# [Task to complete]
Copy, from the material below, every line in which the word "legend" can be found.

# [Data]
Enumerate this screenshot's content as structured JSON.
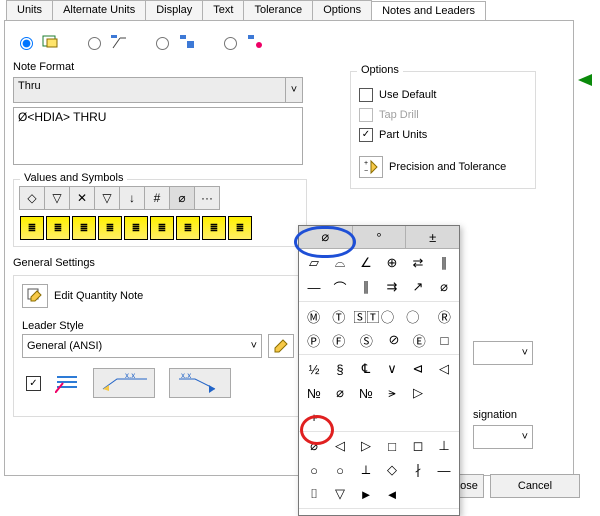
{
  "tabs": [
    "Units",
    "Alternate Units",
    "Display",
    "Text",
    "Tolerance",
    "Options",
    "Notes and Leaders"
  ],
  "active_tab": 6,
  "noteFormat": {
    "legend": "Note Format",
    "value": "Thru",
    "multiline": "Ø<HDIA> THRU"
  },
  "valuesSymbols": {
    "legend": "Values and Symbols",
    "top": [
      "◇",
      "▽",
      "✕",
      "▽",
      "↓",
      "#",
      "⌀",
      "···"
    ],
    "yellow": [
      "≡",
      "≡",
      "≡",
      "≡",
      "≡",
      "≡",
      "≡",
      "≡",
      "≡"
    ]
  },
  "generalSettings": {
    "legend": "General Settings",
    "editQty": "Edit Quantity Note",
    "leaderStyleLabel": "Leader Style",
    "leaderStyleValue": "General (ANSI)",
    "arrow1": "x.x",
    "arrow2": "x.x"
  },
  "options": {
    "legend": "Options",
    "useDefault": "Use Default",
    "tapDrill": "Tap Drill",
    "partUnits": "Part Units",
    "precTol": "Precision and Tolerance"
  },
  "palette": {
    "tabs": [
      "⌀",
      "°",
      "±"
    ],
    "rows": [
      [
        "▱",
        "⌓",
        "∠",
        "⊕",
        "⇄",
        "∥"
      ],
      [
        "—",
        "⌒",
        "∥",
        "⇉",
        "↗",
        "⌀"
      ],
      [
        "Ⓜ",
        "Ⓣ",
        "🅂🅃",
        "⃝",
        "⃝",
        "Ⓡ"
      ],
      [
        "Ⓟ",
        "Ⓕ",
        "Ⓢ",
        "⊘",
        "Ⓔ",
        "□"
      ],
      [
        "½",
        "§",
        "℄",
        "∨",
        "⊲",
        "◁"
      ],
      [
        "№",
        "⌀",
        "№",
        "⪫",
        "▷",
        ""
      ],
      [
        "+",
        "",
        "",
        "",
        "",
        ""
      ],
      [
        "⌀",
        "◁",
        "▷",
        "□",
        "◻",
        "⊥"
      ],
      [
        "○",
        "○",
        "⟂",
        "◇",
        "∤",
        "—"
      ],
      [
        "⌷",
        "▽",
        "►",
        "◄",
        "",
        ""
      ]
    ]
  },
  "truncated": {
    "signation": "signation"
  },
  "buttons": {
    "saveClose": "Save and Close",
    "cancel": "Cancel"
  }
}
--
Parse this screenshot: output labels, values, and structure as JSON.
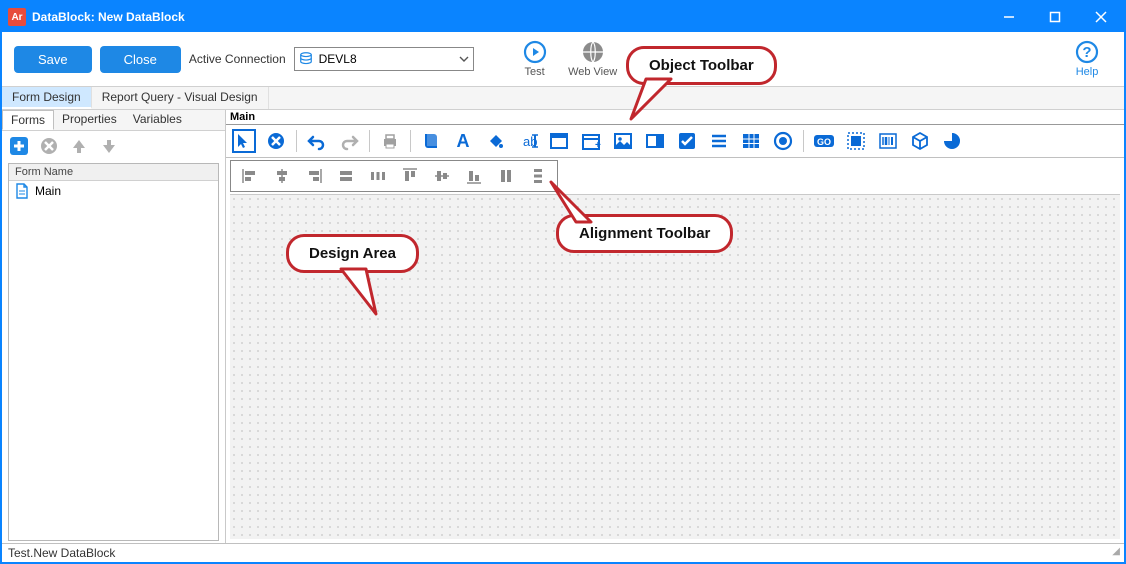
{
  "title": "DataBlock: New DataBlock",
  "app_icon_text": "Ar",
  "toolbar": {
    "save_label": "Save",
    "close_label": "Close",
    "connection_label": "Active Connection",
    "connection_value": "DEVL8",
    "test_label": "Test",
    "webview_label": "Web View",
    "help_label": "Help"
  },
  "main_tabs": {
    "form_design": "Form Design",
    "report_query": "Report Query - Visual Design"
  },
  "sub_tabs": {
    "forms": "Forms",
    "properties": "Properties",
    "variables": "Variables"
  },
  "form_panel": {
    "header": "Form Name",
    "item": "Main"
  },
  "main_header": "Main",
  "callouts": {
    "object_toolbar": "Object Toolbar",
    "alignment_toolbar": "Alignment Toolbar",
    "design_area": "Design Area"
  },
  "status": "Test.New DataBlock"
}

# [Output]
    "legend": "Note Format",
    "legend": "Values and Symbols",
    "legend": "General Settings",
    "legend": "Options",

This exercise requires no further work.